One of the major questions in infectious disease research is: why do some individuals get sick, while others remain healthy or mildly affected by viral infection? The genetic background of individuals significantly influences the outcome of viral infection and he oligo-adenylate (OAS) pathway has been shown to play a major role in this process. Association studies in humans and infection experiments in mice strongly suggest that genetic variation at the OAS1 gene could be influencing host susceptibility to viral infection. OASs are interferon-inducible enzymes that are activated by viral dsRNA. They participate in the first line of defense against a wide range of viral infection, including West Nile virus, influenza and HIV1.
Evolution of the mouse Oas1b gene
Functional studies have demonstrated that a member of the OAS gene family in the house mouse, Oas1b, provide specific protection against flavivirus infection. We examined the evolution of this gene in wild house mice and in related species (Ferguson et al 2008 pdf). We determined that this gene is one of the most polymorphic genes ever described in any mammal. The level of variation in non-coding regions of Oas1b is an order of magnitude higher than the level reported for other regions of the mouse genome and is significantly different from the level of intra-specific variation expected under neutrality. A phylogenetic analysis further demonstrated that Oas1b alleles are ancient and that their divergence pre-dates several speciation events, resulting in trans-specific polymorphisms. The ancestry of Oas1b polymorphisms strongly suggests that the allelic variation at Oas1b has been maintained by long-term balancing selection.
Long-term balancing selection in chimpanzee

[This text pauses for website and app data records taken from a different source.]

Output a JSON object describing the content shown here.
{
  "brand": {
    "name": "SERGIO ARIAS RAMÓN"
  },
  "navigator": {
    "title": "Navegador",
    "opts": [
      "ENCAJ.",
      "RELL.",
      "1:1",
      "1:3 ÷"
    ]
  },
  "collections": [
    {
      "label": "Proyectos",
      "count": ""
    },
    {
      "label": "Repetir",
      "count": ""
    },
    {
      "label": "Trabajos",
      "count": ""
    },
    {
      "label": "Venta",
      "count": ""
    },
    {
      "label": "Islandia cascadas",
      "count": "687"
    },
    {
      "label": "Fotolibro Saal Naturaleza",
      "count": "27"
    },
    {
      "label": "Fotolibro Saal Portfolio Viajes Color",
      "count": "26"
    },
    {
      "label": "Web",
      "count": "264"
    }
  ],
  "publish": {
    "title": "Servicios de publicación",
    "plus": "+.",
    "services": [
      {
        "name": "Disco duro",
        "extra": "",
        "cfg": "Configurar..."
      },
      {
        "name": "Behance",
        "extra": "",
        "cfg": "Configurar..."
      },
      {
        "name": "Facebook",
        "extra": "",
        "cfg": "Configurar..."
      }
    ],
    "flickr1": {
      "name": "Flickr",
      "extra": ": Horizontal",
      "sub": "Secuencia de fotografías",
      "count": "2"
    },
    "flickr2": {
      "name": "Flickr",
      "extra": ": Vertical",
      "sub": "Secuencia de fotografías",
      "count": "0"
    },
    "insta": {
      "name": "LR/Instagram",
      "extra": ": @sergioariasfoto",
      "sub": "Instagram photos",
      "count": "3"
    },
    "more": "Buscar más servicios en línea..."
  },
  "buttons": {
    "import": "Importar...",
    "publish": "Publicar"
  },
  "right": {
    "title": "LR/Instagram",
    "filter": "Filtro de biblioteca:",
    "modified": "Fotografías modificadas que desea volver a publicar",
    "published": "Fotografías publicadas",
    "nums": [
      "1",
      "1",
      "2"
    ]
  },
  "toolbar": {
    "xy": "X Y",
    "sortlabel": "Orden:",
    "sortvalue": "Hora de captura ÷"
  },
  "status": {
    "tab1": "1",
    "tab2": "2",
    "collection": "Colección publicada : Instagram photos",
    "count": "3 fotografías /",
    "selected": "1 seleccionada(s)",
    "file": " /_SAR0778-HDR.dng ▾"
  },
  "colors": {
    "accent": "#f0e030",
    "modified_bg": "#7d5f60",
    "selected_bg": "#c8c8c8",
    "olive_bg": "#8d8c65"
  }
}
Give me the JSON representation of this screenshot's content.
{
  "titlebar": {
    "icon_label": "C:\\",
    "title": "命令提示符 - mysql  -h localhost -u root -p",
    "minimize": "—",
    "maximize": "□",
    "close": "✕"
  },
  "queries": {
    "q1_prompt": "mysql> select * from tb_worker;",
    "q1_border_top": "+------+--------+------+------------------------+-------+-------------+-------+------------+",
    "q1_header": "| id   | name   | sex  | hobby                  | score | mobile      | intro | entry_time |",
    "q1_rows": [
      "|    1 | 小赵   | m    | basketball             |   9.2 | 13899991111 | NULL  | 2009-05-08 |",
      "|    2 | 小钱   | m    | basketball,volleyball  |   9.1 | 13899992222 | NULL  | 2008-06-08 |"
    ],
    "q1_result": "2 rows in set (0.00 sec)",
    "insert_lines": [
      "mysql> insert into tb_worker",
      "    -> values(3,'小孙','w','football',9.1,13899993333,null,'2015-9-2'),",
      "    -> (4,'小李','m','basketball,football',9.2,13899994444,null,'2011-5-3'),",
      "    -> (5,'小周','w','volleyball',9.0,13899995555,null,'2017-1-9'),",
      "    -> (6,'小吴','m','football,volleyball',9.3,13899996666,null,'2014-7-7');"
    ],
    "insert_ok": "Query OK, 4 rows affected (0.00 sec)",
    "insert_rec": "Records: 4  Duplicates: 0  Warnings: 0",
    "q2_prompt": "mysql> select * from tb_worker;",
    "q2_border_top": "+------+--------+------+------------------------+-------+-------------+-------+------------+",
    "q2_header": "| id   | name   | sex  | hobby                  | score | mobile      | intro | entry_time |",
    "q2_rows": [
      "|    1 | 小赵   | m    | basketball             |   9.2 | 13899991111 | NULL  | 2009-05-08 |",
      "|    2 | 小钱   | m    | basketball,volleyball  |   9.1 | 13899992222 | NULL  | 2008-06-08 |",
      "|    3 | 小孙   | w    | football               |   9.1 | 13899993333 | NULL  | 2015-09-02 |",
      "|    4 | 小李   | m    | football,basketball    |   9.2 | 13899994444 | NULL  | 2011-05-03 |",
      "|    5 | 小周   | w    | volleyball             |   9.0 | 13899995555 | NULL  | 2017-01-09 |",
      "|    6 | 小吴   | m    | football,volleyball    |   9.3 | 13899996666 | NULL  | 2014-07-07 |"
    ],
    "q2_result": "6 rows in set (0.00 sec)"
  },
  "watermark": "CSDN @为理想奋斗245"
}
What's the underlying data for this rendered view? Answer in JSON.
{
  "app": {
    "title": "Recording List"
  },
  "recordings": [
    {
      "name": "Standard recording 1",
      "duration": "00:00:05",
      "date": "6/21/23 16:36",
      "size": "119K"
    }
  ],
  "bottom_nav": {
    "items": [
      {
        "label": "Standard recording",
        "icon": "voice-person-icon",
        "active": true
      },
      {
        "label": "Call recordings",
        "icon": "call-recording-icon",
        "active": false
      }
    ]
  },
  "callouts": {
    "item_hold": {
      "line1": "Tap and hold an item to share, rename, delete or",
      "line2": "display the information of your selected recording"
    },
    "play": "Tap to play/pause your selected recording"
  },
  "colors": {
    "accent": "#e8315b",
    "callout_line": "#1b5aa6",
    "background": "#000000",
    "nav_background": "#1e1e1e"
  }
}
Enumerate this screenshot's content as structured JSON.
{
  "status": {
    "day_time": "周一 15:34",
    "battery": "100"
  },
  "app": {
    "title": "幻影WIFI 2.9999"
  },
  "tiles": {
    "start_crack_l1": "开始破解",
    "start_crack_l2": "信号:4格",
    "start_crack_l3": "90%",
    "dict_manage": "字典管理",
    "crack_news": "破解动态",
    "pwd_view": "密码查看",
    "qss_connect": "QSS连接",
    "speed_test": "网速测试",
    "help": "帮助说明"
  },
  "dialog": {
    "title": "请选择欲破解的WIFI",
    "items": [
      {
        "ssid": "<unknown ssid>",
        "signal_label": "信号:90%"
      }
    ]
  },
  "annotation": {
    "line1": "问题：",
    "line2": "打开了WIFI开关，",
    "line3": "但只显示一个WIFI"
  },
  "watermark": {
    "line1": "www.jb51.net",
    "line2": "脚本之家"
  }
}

The next step of our work in mice was its extension to primates. Our most surprising result came from the analysis of OAS1 in chimpanzee (Ferguson et al 2012 pdf). We found that the OAS1 gene is extremely variable and that two very divergent groups of alleles have been maintained in Central African chimpanzees by long-term balancing selection, since the split between chimpanzee, human and gorilla. The two divergent classes of alleles differ by a large number of amino acids, including several amino acids putatively involved in RNA binding. This suggests that these alleles could have different dsRNA binding affinity and could confer resistance against different viral pathogens.